[Records provided]

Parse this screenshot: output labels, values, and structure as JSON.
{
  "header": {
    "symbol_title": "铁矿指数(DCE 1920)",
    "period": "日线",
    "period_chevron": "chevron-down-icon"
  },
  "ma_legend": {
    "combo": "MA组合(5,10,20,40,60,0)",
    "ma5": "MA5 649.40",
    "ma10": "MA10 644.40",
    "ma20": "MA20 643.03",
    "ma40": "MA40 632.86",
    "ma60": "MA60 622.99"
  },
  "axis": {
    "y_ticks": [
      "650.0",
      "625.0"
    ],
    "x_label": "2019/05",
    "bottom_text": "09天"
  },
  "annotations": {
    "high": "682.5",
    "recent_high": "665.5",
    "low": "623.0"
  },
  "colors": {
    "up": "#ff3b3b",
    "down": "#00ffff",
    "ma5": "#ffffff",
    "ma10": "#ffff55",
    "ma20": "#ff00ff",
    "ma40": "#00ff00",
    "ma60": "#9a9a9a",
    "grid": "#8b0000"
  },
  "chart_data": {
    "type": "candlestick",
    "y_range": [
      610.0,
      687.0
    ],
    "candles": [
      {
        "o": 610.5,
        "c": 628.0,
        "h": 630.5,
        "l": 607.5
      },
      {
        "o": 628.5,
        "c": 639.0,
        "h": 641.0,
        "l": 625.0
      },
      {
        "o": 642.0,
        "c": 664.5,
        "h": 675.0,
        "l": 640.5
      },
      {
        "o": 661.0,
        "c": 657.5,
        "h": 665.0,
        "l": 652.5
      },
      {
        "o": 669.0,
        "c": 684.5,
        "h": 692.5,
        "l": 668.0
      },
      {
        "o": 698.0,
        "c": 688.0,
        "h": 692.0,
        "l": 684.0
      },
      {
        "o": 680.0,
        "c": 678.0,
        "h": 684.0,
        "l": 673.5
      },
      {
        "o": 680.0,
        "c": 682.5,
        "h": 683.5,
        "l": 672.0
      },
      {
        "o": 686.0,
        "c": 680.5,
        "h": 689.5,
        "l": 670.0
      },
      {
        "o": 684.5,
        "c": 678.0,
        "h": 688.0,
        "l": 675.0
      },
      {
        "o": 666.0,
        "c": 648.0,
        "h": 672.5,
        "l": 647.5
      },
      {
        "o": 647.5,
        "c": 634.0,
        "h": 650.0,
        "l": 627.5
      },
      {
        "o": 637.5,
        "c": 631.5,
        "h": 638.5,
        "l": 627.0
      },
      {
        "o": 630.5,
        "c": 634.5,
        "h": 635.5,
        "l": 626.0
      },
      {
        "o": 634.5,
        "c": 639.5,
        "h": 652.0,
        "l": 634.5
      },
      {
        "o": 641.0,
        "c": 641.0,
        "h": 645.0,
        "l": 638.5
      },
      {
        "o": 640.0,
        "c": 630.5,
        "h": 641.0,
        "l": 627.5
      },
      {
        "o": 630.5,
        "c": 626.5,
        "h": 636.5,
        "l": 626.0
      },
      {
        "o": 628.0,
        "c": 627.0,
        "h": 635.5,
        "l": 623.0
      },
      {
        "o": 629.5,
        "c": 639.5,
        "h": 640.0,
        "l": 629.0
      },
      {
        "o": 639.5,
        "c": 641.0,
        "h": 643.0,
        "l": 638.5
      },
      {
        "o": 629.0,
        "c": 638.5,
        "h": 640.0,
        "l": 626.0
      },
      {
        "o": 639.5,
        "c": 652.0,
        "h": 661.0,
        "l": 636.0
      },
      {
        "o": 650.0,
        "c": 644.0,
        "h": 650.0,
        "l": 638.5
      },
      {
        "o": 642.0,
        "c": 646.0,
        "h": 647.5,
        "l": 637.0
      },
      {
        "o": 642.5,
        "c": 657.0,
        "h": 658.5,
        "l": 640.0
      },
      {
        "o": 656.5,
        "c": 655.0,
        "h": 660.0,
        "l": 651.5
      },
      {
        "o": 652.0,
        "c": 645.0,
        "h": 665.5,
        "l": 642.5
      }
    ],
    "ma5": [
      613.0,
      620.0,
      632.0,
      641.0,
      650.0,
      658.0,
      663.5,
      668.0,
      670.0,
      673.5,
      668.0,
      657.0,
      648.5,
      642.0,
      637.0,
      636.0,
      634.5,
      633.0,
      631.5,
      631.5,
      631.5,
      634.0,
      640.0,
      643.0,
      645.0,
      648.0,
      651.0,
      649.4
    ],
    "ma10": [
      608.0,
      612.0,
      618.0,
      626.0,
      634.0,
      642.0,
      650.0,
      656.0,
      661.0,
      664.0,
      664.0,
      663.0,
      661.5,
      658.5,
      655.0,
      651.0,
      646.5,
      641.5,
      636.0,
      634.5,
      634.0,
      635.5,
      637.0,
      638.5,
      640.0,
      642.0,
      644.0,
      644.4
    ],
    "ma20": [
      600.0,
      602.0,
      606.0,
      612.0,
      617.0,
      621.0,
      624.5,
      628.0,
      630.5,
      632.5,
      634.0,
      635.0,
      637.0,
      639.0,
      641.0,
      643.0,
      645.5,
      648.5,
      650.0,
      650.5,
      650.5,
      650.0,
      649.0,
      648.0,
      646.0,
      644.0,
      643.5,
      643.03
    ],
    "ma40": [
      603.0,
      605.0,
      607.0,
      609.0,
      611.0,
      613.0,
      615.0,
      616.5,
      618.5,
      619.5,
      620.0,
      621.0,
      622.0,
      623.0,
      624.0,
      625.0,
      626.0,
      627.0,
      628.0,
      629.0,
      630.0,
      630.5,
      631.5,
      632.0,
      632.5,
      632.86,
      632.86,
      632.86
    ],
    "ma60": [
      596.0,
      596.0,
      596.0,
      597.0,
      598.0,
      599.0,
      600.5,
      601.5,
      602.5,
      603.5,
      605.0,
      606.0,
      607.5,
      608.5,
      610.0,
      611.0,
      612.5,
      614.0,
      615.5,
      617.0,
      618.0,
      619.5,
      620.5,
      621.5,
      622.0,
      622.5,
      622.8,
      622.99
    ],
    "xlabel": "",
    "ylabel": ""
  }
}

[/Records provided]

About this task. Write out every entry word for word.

Solution for this task.
Parse this screenshot: output labels, values, and structure as JSON.
{
  "header": {
    "symbol_title": "铁矿指数(DCE 1920)",
    "period": "日线",
    "period_chevron": "chevron-down-icon"
  },
  "ma_legend": {
    "combo": "MA组合(5,10,20,40,60,0)",
    "ma5": "MA5 649.40",
    "ma10": "MA10 644.40",
    "ma20": "MA20 643.03",
    "ma40": "MA40 632.86",
    "ma60": "MA60 622.99"
  },
  "axis": {
    "y_ticks": [
      "650.0",
      "625.0"
    ],
    "x_label": "2019/05",
    "bottom_text": "09天"
  },
  "annotations": {
    "high": "682.5",
    "recent_high": "665.5",
    "low": "623.0"
  },
  "colors": {
    "up": "#ff3b3b",
    "down": "#00ffff",
    "ma5": "#ffffff",
    "ma10": "#ffff55",
    "ma20": "#ff00ff",
    "ma40": "#00ff00",
    "ma60": "#9a9a9a",
    "grid": "#8b0000"
  },
  "chart_data": {
    "type": "candlestick",
    "y_range": [
      610.0,
      687.0
    ],
    "candles": [
      {
        "o": 610.5,
        "c": 628.0,
        "h": 630.5,
        "l": 607.5
      },
      {
        "o": 628.5,
        "c": 639.0,
        "h": 641.0,
        "l": 625.0
      },
      {
        "o": 642.0,
        "c": 664.5,
        "h": 675.0,
        "l": 640.5
      },
      {
        "o": 661.0,
        "c": 657.5,
        "h": 665.0,
        "l": 652.5
      },
      {
        "o": 669.0,
        "c": 684.5,
        "h": 692.5,
        "l": 668.0
      },
      {
        "o": 698.0,
        "c": 688.0,
        "h": 692.0,
        "l": 684.0
      },
      {
        "o": 680.0,
        "c": 678.0,
        "h": 684.0,
        "l": 673.5
      },
      {
        "o": 680.0,
        "c": 682.5,
        "h": 683.5,
        "l": 672.0
      },
      {
        "o": 686.0,
        "c": 680.5,
        "h": 689.5,
        "l": 670.0
      },
      {
        "o": 684.5,
        "c": 678.0,
        "h": 688.0,
        "l": 675.0
      },
      {
        "o": 666.0,
        "c": 648.0,
        "h": 672.5,
        "l": 647.5
      },
      {
        "o": 647.5,
        "c": 634.0,
        "h": 650.0,
        "l": 627.5
      },
      {
        "o": 637.5,
        "c": 631.5,
        "h": 638.5,
        "l": 627.0
      },
      {
        "o": 630.5,
        "c": 634.5,
        "h": 635.5,
        "l": 626.0
      },
      {
        "o": 634.5,
        "c": 639.5,
        "h": 652.0,
        "l": 634.5
      },
      {
        "o": 641.0,
        "c": 641.0,
        "h": 645.0,
        "l": 638.5
      },
      {
        "o": 640.0,
        "c": 630.5,
        "h": 641.0,
        "l": 627.5
      },
      {
        "o": 630.5,
        "c": 626.5,
        "h": 636.5,
        "l": 626.0
      },
      {
        "o": 628.0,
        "c": 627.0,
        "h": 635.5,
        "l": 623.0
      },
      {
        "o": 629.5,
        "c": 639.5,
        "h": 640.0,
        "l": 629.0
      },
      {
        "o": 639.5,
        "c": 641.0,
        "h": 643.0,
        "l": 638.5
      },
      {
        "o": 629.0,
        "c": 638.5,
        "h": 640.0,
        "l": 626.0
      },
      {
        "o": 639.5,
        "c": 652.0,
        "h": 661.0,
        "l": 636.0
      },
      {
        "o": 650.0,
        "c": 644.0,
        "h": 650.0,
        "l": 638.5
      },
      {
        "o": 642.0,
        "c": 646.0,
        "h": 647.5,
        "l": 637.0
      },
      {
        "o": 642.5,
        "c": 657.0,
        "h": 658.5,
        "l": 640.0
      },
      {
        "o": 656.5,
        "c": 655.0,
        "h": 660.0,
        "l": 651.5
      },
      {
        "o": 652.0,
        "c": 645.0,
        "h": 665.5,
        "l": 642.5
      }
    ],
    "ma5": [
      613.0,
      620.0,
      632.0,
      641.0,
      650.0,
      658.0,
      663.5,
      668.0,
      670.0,
      673.5,
      668.0,
      657.0,
      648.5,
      642.0,
      637.0,
      636.0,
      634.5,
      633.0,
      631.5,
      631.5,
      631.5,
      634.0,
      640.0,
      643.0,
      645.0,
      648.0,
      651.0,
      649.4
    ],
    "ma10": [
      608.0,
      612.0,
      618.0,
      626.0,
      634.0,
      642.0,
      650.0,
      656.0,
      661.0,
      664.0,
      664.0,
      663.0,
      661.5,
      658.5,
      655.0,
      651.0,
      646.5,
      641.5,
      636.0,
      634.5,
      634.0,
      635.5,
      637.0,
      638.5,
      640.0,
      642.0,
      644.0,
      644.4
    ],
    "ma20": [
      600.0,
      602.0,
      606.0,
      612.0,
      617.0,
      621.0,
      624.5,
      628.0,
      630.5,
      632.5,
      634.0,
      635.0,
      637.0,
      639.0,
      641.0,
      643.0,
      645.5,
      648.5,
      650.0,
      650.5,
      650.5,
      650.0,
      649.0,
      648.0,
      646.0,
      644.0,
      643.5,
      643.03
    ],
    "ma40": [
      603.0,
      605.0,
      607.0,
      609.0,
      611.0,
      613.0,
      615.0,
      616.5,
      618.5,
      619.5,
      620.0,
      621.0,
      622.0,
      623.0,
      624.0,
      625.0,
      626.0,
      627.0,
      628.0,
      629.0,
      630.0,
      630.5,
      631.5,
      632.0,
      632.5,
      632.86,
      632.86,
      632.86
    ],
    "ma60": [
      596.0,
      596.0,
      596.0,
      597.0,
      598.0,
      599.0,
      600.5,
      601.5,
      602.5,
      603.5,
      605.0,
      606.0,
      607.5,
      608.5,
      610.0,
      611.0,
      612.5,
      614.0,
      615.5,
      617.0,
      618.0,
      619.5,
      620.5,
      621.5,
      622.0,
      622.5,
      622.8,
      622.99
    ],
    "xlabel": "",
    "ylabel": ""
  }
}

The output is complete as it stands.